Your doctor will review the couple’s medical history and perform a physical examination. Examination of the woman includes a pelvic examination and Pap test. A testicular examination is performed in men. Various tests are conducted to check fertility. These include blood and urine tests, sperm studies, special imaging studies and laboratory evaluation of a sample of tissue (biopsy) lining the uterus or cervix.

What are special imaging tests?

Special imaging tests are performed to obtain a detailed view of the reproductive structures, when the initial examination and testing does not reveal a clear cause for infertility. These tests include:

  • Pelvic ultrasound: uses sound waves to create images of the pelvic structures such as the uterus and ovaries in women and the prostate gland in men
  • Sonohysterogram: an ultrasound study of the uterus while filled with saline (salt solution) for a better image. This also allows examination of the fallopian tubes and ovaries.
  • Hysterosalpingogram: An X-ray test to examine the uterus and fallopian tubes with the help of contrast dye
  • Laparoscopy: insertion of an illuminated tube with a tiny camera through a small incision near your navel to access and view the reproductive structures. It can help reveal scar tissue, infection, cysts, fibroids or tumours. A sample of tissue (biopsy) may also be obtained during the procedure. Corrective procedures such as unblocking the fallopian tubes and treating endometriosis may also be performed.

How is infertility treated?

Your doctor will suggest a treatment suitable for your problem. Fertility drugs may be recommended to stimulate and regulate ovulation, in women who are infertile due to ovarian disorders. You could also be a candidate for assisted insemination, where healthy sperm is collected, concentrated, and placed directly into your uterus, when your ovary releases eggs to be fertilized. This procedure is also known as intrauterine insemination (IUI), and can be in tandem with your normal menstrual cycle or performed in conjunction with fertility drugs. Apart from these, problems with your uterus, such as intrauterine polyps or scar tissue, can be treated with surgery.

In vitro fertilization (IVF) is a type of assisted reproductive technique, which involves collecting multiple mature eggs from a woman and fertilizing them with sperm outside the body, in the lab. Once fertilized, the embryos are implanted into the uterus within three to five days.

Some of the other techniques used in IVF include intracytoplasmic sperm injection (a single healthy sperm cell is directly injected into a mature egg), assisted hatching (the outer covering of the embryo is removed to facilitate embryo implantation into the uterus), and using donor eggs or sperm. Gestational surrogates may also be considered for women for whom pregnancy poses high health risks, or for those who have a non-functional uterus.
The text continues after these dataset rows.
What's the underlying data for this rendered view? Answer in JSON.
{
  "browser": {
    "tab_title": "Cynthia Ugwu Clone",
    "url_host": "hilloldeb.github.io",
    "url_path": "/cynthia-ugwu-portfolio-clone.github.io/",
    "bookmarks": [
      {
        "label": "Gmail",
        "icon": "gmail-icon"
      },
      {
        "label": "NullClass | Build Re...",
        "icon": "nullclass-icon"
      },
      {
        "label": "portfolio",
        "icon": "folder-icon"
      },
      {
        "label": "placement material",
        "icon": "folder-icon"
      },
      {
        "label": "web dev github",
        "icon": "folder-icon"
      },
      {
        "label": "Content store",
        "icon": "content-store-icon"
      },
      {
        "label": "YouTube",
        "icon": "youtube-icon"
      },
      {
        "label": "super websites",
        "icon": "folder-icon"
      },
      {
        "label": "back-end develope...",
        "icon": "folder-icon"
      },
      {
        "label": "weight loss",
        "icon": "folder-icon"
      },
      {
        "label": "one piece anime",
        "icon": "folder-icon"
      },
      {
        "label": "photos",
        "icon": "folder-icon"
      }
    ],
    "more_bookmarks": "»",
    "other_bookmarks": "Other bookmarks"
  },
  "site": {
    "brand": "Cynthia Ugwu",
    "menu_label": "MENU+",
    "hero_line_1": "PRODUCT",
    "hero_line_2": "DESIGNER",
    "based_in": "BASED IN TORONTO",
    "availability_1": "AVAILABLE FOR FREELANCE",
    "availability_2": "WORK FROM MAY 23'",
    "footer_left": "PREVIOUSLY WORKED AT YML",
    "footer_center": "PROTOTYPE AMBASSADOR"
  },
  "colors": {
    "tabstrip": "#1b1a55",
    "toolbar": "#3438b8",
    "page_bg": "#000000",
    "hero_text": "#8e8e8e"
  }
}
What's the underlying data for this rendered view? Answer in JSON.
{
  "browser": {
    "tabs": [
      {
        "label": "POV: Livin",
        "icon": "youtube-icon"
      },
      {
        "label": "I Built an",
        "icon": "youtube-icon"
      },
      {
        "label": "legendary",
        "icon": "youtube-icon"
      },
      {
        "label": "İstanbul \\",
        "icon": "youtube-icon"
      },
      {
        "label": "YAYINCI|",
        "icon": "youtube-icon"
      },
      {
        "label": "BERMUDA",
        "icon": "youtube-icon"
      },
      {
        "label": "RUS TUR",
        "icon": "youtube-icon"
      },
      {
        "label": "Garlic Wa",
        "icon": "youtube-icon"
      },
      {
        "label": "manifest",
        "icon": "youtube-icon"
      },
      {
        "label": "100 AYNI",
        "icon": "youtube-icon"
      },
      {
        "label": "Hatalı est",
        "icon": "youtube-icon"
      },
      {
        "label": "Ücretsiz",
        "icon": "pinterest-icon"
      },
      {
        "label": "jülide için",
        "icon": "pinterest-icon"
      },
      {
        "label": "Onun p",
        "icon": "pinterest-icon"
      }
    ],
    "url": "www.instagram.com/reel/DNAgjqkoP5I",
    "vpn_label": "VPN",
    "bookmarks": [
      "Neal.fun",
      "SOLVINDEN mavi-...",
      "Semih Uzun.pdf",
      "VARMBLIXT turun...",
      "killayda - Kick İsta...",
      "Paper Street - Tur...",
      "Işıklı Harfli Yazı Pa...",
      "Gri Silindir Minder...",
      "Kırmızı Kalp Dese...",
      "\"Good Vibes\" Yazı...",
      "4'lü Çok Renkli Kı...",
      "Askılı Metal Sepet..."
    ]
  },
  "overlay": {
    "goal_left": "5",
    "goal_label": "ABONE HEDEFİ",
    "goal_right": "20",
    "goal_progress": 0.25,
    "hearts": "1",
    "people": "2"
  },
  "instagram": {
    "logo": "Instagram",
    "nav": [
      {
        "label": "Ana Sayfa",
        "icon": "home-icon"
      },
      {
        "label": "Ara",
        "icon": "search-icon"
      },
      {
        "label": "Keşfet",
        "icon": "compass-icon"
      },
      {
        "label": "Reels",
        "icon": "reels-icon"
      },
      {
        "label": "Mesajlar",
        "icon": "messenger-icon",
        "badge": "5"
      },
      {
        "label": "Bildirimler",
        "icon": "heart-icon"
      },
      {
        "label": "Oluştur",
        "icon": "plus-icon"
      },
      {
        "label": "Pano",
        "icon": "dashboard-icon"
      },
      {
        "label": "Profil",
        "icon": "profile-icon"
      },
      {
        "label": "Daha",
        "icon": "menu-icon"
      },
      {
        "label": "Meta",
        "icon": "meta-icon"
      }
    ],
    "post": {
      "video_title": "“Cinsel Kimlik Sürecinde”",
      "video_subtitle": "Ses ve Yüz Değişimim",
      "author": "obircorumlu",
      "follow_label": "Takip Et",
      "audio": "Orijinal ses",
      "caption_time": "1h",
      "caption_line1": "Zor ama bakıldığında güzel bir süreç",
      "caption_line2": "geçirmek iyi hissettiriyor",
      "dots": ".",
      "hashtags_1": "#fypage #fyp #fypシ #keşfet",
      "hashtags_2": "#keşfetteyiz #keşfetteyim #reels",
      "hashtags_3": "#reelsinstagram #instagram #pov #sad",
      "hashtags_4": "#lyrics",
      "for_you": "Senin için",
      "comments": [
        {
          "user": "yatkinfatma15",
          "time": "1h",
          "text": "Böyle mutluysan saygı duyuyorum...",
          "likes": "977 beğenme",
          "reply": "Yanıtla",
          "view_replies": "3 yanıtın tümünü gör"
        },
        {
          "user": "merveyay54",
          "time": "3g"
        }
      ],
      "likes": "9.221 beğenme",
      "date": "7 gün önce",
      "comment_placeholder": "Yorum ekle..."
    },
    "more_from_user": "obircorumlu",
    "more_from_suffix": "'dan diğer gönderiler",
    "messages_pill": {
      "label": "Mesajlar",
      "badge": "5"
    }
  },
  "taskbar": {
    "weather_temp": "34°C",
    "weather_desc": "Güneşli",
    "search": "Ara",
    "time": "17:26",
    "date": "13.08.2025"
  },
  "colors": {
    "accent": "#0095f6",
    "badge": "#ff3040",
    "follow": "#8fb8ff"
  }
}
Infertility can be due to a variety of causes, and the treatment may differ accordingly. Dealing with infertility can be difficult and can be stressful and emotional, but there is hope - about two-thirds of the couples treated for infertility conceive successfully. Your CREI Fertility Specialist will be the best person to address your concerns.

Medical and scientific information provided and endorsed by the Australian and New Zealand Society of Reproductive Endocrinology and Infertility (ANZSREI) might not be relevant to a particular person’s circumstances and should always be discussed with that person’s own healthcare provider. Patient Information Sheets may contain copyright or otherwise protected material. Reproduction of Information Sheets by ANZSREI Members for clinical practice is permissible. Any other use of this information (hardcopy and electronic versions) must be agreed to and approved by the ANZSREI.

Disclaimer: All information presented on this page is intended for informational purposes only and not for rendering medical advice. The information contained herein is not intended to provide medical advice, diagnose, treat, cure or prevent any disease.